Pursuit of financial incentives, she argues, keeps us from thinking clearly, and simultaneously chills our willingness to criticize ourselves or our colleagues. A quote in her book from an orthopedic surgeon was especially telling: “The minute you see dollar signs in your patient’s eyes, it changes how you think.” And not for the better.
I wonder whether this sort of economically-motivated willful blindness is rooted more deeply in the psyche of the American doctor than anecdotes about a few rogue orthopedists might imply. Our history certainly suggests as much: the American Medical Association (AMA) has, since at least the 1920s, again and again joined with insurance companies (or whatever partner of convenience happened to be available) to make universal healthcare — allowing all Americans access to the services that we provide — politically impossible.
The reasoning has typically been a desire to avoid “socialized” medicine (still a potent pejorative nearly 30 years after the fall of the Berlin Wall), a defense that remains as politically effective as it is logically suspect. Why would an association of physicians not want more people to have access to healthcare?

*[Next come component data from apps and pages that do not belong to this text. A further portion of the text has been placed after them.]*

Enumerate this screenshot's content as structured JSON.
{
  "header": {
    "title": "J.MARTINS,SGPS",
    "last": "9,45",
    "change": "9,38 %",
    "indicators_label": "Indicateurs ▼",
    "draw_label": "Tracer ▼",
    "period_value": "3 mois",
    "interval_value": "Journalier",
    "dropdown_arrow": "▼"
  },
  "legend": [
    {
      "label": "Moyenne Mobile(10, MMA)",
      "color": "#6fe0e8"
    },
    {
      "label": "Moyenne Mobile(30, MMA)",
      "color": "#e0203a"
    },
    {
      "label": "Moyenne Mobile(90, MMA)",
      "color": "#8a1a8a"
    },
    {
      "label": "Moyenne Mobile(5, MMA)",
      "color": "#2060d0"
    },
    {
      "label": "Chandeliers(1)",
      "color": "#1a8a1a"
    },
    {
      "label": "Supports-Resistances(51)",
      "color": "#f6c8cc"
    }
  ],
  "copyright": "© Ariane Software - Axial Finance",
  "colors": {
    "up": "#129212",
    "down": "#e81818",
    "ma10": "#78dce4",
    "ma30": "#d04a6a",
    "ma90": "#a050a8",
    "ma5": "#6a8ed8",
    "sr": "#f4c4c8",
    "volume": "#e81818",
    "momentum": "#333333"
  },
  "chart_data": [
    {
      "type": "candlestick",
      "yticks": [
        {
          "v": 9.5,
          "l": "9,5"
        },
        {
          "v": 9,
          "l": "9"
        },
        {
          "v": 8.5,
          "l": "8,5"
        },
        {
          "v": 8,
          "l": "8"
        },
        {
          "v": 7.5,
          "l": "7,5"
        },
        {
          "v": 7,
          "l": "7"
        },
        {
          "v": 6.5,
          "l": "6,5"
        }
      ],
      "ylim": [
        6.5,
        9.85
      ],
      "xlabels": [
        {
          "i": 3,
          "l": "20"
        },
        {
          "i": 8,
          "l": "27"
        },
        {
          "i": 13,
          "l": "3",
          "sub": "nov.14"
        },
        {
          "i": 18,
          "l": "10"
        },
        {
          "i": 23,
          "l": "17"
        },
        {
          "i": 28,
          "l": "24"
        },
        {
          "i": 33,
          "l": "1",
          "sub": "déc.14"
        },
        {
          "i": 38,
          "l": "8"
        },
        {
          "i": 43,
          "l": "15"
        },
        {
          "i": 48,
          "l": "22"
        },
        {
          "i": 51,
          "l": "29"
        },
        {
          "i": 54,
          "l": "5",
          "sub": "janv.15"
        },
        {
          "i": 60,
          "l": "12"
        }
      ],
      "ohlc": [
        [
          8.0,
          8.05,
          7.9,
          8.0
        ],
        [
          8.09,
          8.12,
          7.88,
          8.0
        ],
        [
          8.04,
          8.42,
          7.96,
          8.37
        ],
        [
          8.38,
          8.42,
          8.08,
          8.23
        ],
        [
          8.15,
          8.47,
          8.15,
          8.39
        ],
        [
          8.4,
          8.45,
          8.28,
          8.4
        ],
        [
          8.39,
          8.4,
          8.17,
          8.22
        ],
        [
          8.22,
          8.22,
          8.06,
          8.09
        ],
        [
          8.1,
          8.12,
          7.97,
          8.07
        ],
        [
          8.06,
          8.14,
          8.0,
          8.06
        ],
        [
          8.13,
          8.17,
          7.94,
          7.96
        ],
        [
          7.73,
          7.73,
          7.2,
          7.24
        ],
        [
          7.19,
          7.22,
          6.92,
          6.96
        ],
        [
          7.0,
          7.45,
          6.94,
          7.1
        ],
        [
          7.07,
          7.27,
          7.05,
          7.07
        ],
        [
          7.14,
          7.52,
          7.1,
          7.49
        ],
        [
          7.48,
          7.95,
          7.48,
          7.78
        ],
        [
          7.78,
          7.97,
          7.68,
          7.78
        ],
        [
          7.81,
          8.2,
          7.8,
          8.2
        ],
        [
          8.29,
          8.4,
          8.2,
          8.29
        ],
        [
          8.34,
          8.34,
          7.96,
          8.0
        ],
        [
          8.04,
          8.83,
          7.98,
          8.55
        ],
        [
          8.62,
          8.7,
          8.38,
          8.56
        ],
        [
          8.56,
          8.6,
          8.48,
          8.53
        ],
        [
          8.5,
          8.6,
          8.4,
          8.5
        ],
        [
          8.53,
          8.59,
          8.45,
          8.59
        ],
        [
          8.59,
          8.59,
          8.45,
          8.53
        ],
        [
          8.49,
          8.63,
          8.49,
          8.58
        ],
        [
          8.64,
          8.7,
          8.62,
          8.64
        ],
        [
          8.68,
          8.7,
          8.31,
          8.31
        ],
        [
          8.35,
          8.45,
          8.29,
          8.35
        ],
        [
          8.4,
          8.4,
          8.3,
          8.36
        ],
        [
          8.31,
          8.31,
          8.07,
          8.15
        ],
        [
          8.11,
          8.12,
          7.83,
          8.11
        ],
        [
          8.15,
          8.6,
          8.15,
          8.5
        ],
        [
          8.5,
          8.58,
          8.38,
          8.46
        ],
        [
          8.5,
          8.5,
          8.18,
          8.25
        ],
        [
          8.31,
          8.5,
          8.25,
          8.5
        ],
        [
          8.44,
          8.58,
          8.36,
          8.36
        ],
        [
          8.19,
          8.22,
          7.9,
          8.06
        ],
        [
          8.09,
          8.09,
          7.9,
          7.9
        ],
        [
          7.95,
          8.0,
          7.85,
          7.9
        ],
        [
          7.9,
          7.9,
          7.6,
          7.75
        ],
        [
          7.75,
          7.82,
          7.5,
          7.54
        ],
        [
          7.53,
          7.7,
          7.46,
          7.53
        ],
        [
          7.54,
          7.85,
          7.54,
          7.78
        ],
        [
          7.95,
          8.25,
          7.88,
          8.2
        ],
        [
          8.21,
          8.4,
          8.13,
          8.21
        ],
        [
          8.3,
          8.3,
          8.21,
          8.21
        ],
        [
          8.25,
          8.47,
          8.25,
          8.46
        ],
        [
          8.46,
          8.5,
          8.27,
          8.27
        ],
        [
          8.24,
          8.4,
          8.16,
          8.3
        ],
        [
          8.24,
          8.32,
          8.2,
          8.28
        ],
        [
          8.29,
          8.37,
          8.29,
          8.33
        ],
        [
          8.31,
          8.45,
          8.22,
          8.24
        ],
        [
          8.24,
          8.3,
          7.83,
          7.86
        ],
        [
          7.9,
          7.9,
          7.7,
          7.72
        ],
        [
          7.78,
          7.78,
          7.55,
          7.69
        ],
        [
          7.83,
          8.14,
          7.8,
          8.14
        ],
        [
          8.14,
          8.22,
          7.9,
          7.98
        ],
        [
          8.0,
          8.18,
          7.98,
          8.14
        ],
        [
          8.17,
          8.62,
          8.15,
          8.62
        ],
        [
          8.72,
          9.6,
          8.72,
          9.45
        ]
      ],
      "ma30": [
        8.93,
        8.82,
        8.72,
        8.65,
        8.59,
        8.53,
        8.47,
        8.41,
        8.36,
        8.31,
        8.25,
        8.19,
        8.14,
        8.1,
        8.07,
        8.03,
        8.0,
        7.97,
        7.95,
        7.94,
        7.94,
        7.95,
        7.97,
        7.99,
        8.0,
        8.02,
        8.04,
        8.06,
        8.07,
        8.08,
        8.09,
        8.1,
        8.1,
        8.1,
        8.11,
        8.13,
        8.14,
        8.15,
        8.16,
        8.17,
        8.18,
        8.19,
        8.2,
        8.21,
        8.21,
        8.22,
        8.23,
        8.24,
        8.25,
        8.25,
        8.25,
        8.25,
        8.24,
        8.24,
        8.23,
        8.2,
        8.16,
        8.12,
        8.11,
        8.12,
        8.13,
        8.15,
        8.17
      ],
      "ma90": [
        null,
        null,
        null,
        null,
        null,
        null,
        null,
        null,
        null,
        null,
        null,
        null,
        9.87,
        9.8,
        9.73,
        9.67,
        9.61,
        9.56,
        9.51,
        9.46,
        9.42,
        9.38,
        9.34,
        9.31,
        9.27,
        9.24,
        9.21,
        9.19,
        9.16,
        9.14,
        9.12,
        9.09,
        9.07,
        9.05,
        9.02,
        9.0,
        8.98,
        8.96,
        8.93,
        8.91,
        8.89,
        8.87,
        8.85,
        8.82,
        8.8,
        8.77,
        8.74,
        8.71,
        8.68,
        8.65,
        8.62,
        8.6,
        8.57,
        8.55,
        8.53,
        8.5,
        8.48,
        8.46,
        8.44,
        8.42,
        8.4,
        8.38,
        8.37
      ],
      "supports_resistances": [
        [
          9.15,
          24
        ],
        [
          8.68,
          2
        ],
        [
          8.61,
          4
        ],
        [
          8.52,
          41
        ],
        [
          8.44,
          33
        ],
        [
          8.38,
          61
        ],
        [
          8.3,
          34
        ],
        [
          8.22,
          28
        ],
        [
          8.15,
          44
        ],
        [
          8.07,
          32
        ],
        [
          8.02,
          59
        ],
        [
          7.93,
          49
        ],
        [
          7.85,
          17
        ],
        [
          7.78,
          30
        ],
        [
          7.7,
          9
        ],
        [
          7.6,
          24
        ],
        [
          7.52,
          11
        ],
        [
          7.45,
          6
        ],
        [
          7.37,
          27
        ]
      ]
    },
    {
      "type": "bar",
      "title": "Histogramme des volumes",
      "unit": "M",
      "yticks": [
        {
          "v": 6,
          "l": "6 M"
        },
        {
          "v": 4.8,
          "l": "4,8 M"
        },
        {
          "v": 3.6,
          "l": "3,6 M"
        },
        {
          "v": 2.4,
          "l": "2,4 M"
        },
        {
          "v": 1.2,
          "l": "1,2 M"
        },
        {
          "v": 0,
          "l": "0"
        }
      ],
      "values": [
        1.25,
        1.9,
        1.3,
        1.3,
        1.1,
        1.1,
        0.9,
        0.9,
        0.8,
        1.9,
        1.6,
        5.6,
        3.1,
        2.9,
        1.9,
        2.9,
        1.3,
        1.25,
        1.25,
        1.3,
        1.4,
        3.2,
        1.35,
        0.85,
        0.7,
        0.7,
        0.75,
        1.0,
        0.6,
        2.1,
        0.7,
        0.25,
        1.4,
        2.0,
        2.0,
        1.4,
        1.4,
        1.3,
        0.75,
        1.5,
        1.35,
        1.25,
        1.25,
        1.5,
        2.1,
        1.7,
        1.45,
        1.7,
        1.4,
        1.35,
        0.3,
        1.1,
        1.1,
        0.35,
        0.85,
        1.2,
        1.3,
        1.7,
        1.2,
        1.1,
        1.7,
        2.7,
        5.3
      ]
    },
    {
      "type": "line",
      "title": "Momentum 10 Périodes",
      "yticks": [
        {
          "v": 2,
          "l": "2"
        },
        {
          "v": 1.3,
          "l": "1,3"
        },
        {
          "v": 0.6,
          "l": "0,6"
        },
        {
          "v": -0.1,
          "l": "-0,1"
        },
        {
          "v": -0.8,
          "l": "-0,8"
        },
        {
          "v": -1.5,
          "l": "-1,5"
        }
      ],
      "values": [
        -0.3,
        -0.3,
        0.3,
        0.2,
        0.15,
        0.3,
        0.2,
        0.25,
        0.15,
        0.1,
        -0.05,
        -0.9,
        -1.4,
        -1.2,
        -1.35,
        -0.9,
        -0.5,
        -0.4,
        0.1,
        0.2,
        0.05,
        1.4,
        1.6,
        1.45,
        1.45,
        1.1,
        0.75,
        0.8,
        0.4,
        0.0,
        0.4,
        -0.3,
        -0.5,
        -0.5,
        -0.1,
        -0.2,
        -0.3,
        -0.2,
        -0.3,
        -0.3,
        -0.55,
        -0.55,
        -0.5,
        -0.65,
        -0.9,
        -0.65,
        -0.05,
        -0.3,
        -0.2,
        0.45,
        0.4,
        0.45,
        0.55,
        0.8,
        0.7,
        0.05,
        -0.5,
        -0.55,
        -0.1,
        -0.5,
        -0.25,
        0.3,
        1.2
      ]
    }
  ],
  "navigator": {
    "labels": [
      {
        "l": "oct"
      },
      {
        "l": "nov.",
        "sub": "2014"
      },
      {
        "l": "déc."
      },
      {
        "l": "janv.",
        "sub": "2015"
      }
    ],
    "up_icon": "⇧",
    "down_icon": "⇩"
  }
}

Occam’s scalpel leads us to an easy answer. The AMA’s raison d’être is to protect the interests of doctors, and so-called socialized-medicine would almost by necessity require us, as a group, to accept a pay cut.
Don’t get me wrong — getting paid well isn’t inappropriate, and the AMA is just doing its job. But there’s real dissonance in the expectation that on one hand our professional association should protect our financial interests (even at the cost of denying healthcare to millions of people), but on the other hand that we should ignore opportunities to make a little extra scratch by diligently avoiding unnecessary interventions.
There’s a fundamental inconsistency here, and one that I suspect many physicians long ago identified, but, for whatever reason, have chosen to ignore. We should know better. We are willfully blind.